| About this exercise |
In the records below, some lines contain the word "Info". Copy each of them.

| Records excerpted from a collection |
========

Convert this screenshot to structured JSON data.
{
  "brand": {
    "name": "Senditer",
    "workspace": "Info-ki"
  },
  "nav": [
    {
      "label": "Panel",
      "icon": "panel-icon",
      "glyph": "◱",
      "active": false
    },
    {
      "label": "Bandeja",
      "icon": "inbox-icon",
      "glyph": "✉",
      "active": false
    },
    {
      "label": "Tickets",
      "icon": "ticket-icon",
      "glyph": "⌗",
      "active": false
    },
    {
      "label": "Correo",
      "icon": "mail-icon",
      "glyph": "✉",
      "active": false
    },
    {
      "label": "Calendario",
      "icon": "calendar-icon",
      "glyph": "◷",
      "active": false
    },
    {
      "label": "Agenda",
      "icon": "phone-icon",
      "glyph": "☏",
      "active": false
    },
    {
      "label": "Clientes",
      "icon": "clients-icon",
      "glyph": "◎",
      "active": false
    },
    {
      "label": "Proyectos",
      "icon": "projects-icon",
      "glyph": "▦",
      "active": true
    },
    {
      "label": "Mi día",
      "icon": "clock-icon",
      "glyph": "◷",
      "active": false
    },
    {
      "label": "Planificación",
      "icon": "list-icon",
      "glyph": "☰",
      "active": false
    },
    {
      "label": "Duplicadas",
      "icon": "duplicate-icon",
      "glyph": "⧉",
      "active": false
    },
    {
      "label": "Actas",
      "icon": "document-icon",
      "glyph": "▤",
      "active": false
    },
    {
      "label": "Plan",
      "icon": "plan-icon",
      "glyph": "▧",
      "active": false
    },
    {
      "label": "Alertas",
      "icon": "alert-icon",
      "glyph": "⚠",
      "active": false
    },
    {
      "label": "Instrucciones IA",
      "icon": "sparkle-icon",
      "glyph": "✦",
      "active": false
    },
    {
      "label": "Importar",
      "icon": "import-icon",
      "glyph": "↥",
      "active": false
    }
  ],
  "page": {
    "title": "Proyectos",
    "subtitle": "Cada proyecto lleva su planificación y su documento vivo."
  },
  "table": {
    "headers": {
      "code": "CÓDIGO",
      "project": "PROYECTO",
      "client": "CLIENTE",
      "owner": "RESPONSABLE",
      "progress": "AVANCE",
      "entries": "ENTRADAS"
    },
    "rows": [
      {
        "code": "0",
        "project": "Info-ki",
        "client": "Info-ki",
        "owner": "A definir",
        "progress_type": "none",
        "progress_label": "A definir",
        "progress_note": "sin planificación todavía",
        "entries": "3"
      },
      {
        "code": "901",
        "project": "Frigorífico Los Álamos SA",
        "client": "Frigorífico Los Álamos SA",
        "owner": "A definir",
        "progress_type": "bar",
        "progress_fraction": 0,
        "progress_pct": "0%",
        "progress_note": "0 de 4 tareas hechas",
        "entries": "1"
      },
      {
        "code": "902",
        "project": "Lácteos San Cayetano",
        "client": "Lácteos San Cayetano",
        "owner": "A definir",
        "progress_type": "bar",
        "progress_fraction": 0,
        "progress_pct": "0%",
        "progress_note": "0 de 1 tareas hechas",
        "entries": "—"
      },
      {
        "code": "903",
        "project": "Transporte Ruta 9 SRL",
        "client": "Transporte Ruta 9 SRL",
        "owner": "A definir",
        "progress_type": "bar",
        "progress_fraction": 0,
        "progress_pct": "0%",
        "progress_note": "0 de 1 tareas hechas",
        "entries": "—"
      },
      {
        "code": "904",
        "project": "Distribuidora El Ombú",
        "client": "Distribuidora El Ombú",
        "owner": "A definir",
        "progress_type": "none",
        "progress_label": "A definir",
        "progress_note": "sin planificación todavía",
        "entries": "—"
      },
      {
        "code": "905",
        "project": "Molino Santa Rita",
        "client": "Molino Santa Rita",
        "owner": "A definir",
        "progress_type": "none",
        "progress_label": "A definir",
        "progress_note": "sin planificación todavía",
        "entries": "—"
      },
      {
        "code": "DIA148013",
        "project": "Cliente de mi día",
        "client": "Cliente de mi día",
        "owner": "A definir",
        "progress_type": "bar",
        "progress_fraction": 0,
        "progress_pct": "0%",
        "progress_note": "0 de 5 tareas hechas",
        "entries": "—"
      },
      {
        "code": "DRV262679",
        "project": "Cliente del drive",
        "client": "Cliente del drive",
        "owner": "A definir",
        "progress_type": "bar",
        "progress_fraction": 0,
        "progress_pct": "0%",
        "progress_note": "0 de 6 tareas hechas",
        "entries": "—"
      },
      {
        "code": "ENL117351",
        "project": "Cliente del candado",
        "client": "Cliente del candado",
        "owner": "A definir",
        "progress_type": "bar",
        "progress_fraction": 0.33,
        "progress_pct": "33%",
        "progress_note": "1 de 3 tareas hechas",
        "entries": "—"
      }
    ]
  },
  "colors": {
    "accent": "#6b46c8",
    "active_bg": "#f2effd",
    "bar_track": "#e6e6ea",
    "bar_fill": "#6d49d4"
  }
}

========

| Task answer |
    "workspace": "Info-ki"
        "project": "Info-ki",
        "client": "Info-ki",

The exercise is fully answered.